Length: Survey fatigue is real. Employee engagement software experts Officevibe recommends that surveys take less than 7-8 minutes to complete (that’s around 7-15 questions). We also recommend setting a one-week deadline for employees to complete the survey so they don’t drag on.
Types of questions: Statement questions and rating scales work well to gather consistent and measurable answers. However, you may also choose multiple choice (i.e. “which of the following perks would help you perform better at work?”), true/false, or open ended question formats.
Customizing engagement drivers: There are many other possible engagement drivers. The ones you choose to measure will depend on your company culture and values. For example, if you’ve launched a new group benefits plan, you can measure employee satisfaction towards it. Aon Hewitt measures no fewer than 26 different engagement drivers!
As you become more familiar and comfortable with employee engagement surveys, you can decide which drivers are most important to your organization. But if you’re just starting, it’s best to focus on the most common and comprehensive areas so you don’t miss out on potential red flags.
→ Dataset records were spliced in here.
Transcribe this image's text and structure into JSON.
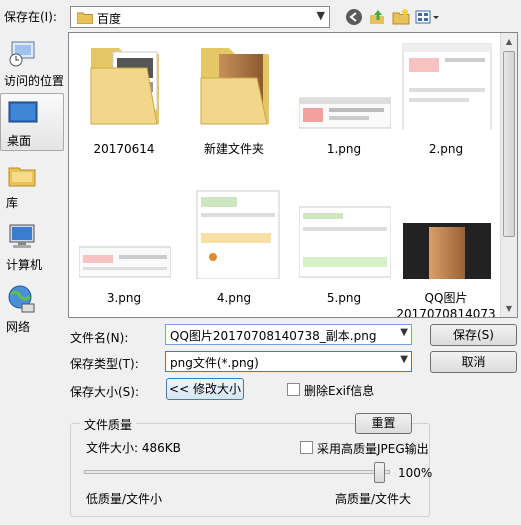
{
  "toolbar": {
    "save_in_label": "保存在(I):",
    "location": "百度"
  },
  "places": [
    {
      "label": "访问的位置",
      "icon": "recent-places-icon"
    },
    {
      "label": "桌面",
      "icon": "desktop-icon"
    },
    {
      "label": "库",
      "icon": "library-icon"
    },
    {
      "label": "计算机",
      "icon": "computer-icon"
    },
    {
      "label": "网络",
      "icon": "network-icon"
    }
  ],
  "files": [
    {
      "name": "20170614",
      "type": "folder"
    },
    {
      "name": "新建文件夹",
      "type": "folder"
    },
    {
      "name": "1.png",
      "type": "image"
    },
    {
      "name": "2.png",
      "type": "image"
    },
    {
      "name": "3.png",
      "type": "image"
    },
    {
      "name": "4.png",
      "type": "image"
    },
    {
      "name": "5.png",
      "type": "image"
    },
    {
      "name": "QQ图片\n2017070814073",
      "type": "image"
    }
  ],
  "form": {
    "filename_label": "文件名(N):",
    "filename_value": "QQ图片20170708140738_副本.png",
    "filetype_label": "保存类型(T):",
    "filetype_value": "png文件(*.png)",
    "filesize_label": "保存大小(S):",
    "resize_button": "<< 修改大小",
    "save_button": "保存(S)",
    "cancel_button": "取消",
    "delete_exif_label": "删除Exif信息"
  },
  "quality": {
    "group_title": "文件质量",
    "reset_button": "重置",
    "file_size_text": "文件大小: 486KB",
    "hq_jpeg_label": "采用高质量JPEG输出",
    "percent_text": "100%",
    "level": 1.0,
    "low_label": "低质量/文件小",
    "high_label": "高质量/文件大"
  }
}
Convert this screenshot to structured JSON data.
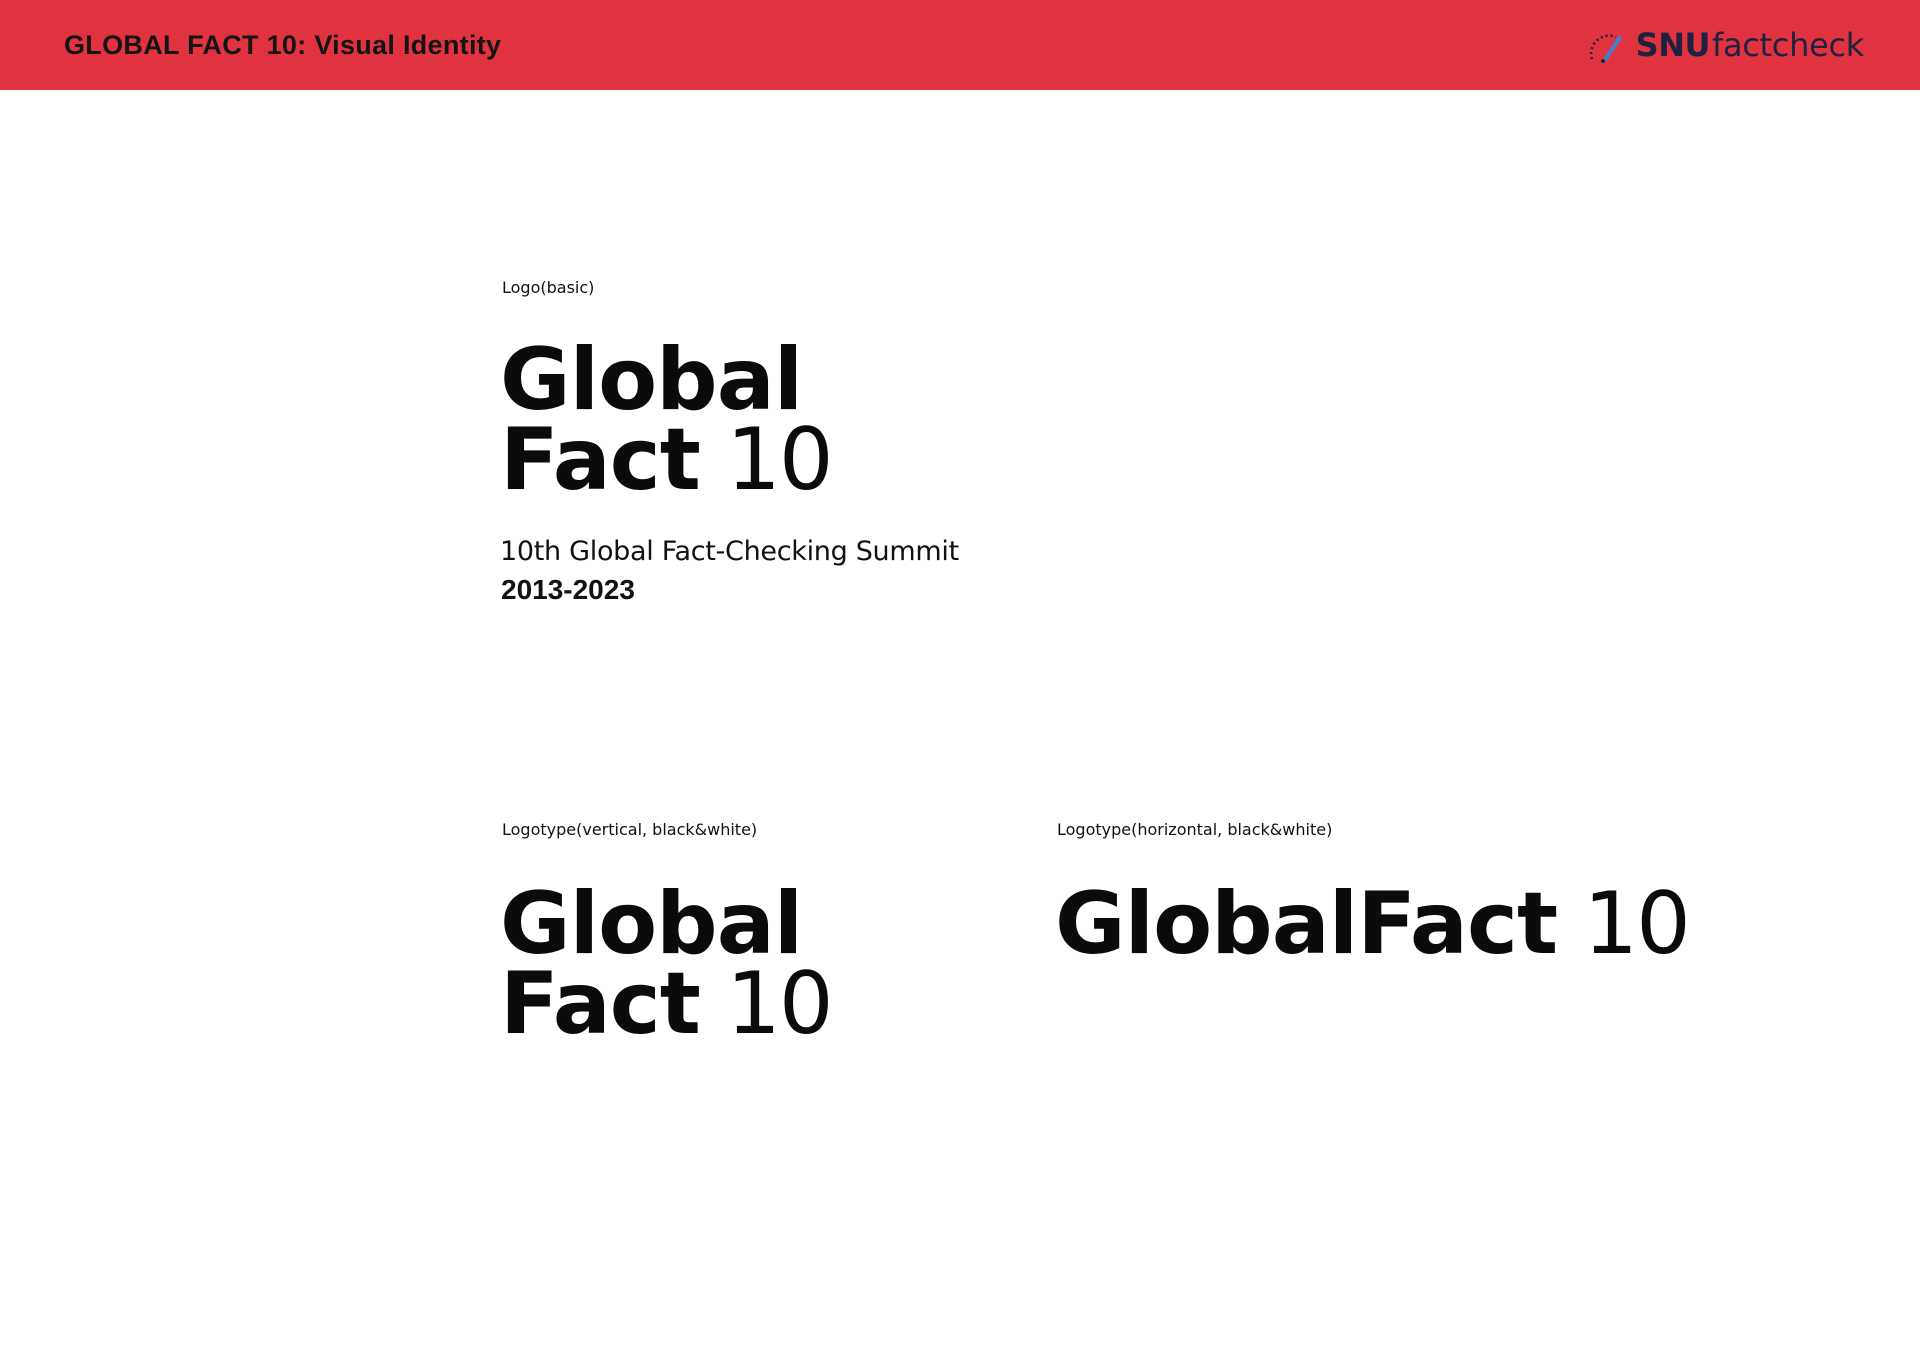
{
  "header": {
    "title": "GLOBAL FACT 10: Visual Identity",
    "brand_bold": "SNU",
    "brand_light": "factcheck",
    "brand_icon": "gauge-icon",
    "background_color": "#e1333f"
  },
  "basic_logo": {
    "label": "Logo(basic)",
    "line1": "Global",
    "line2_bold": "Fact",
    "line2_num": "10",
    "tagline": "10th Global Fact-Checking Summit",
    "years": "2013-2023"
  },
  "vertical_logotype": {
    "label": "Logotype(vertical, black&white)",
    "line1": "Global",
    "line2_bold": "Fact",
    "line2_num": "10"
  },
  "horizontal_logotype": {
    "label": "Logotype(horizontal, black&white)",
    "text_bold": "GlobalFact",
    "text_num": "10"
  }
}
What to do with your employee engagement survey results
We’d be lying if we said the hard part of employee engagement is the survey itself. In fact, the real work of employee engagement begins after your survey is complete and you’re ready to measure and act on your findings.
After each survey, gather your results into a spreadsheet so you can begin to track changes over time. Involve managers and senior leadership. Start by looking at the drivers with the lowest scores or those you can impact right away. Then, make a plan to act immediately. Communicate the changes you’ve made and dig deeper into your drivers in the next survey.
Finally, keep in mind that high employee engagement scores aren’t the ultimate goal of the survey. The goal is to drive work performance and ensure that your employees are able to be their best at work. With that in mind, go forth and survey. Your employees will thank you for it.